→ **Work instruction**:
Return, from the lines below, each one that includes the word "Product".

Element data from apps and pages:
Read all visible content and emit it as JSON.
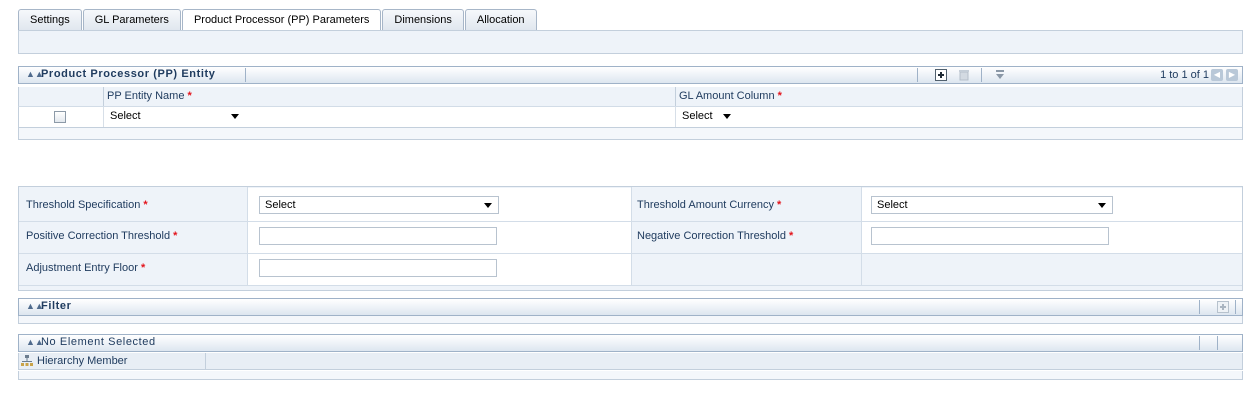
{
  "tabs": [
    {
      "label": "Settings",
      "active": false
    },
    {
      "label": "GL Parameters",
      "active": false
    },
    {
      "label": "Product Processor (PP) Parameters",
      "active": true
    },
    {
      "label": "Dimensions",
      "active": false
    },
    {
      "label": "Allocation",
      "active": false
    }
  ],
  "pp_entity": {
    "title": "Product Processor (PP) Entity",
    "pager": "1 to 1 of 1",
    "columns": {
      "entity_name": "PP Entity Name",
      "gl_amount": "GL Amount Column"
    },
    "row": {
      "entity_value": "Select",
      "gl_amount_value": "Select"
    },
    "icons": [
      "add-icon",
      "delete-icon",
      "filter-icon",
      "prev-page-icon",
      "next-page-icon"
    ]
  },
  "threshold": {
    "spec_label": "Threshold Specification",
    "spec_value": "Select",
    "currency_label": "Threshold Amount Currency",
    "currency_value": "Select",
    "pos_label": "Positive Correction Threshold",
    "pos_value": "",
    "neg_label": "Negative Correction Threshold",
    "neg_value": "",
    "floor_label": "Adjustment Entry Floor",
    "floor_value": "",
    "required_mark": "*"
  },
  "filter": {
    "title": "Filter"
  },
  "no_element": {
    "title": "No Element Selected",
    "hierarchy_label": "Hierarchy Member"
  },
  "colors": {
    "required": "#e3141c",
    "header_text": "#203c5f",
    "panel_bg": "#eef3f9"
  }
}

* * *

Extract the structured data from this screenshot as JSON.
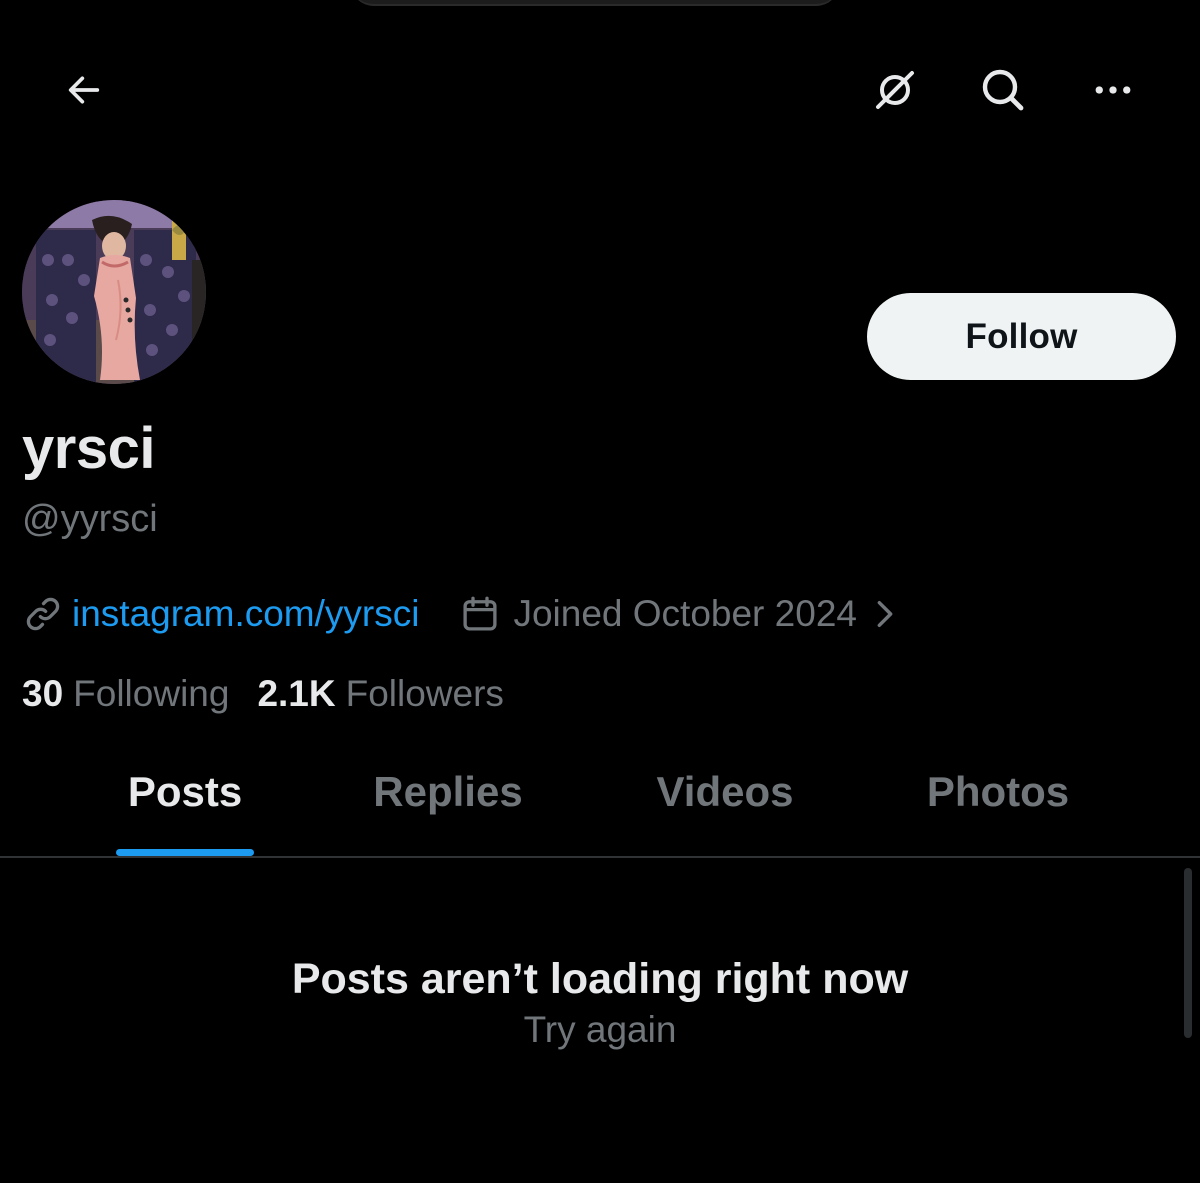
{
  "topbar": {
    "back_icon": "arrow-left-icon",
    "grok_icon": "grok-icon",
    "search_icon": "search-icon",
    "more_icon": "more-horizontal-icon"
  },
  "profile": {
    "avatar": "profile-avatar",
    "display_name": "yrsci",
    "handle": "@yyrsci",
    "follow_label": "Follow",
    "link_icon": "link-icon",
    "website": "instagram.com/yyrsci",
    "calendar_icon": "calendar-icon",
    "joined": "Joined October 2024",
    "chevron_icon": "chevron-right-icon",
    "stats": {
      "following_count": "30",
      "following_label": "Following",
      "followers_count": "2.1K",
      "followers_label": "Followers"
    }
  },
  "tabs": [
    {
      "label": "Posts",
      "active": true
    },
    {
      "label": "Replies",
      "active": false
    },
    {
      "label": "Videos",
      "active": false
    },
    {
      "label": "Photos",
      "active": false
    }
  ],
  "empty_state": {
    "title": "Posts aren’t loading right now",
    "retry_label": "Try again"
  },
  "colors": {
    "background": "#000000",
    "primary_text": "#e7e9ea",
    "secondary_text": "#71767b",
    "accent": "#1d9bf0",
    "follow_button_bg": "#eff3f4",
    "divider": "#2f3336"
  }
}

→ **Answer space**:
      "label": "Product Processor (PP) Parameters",
    "title": "Product Processor (PP) Entity",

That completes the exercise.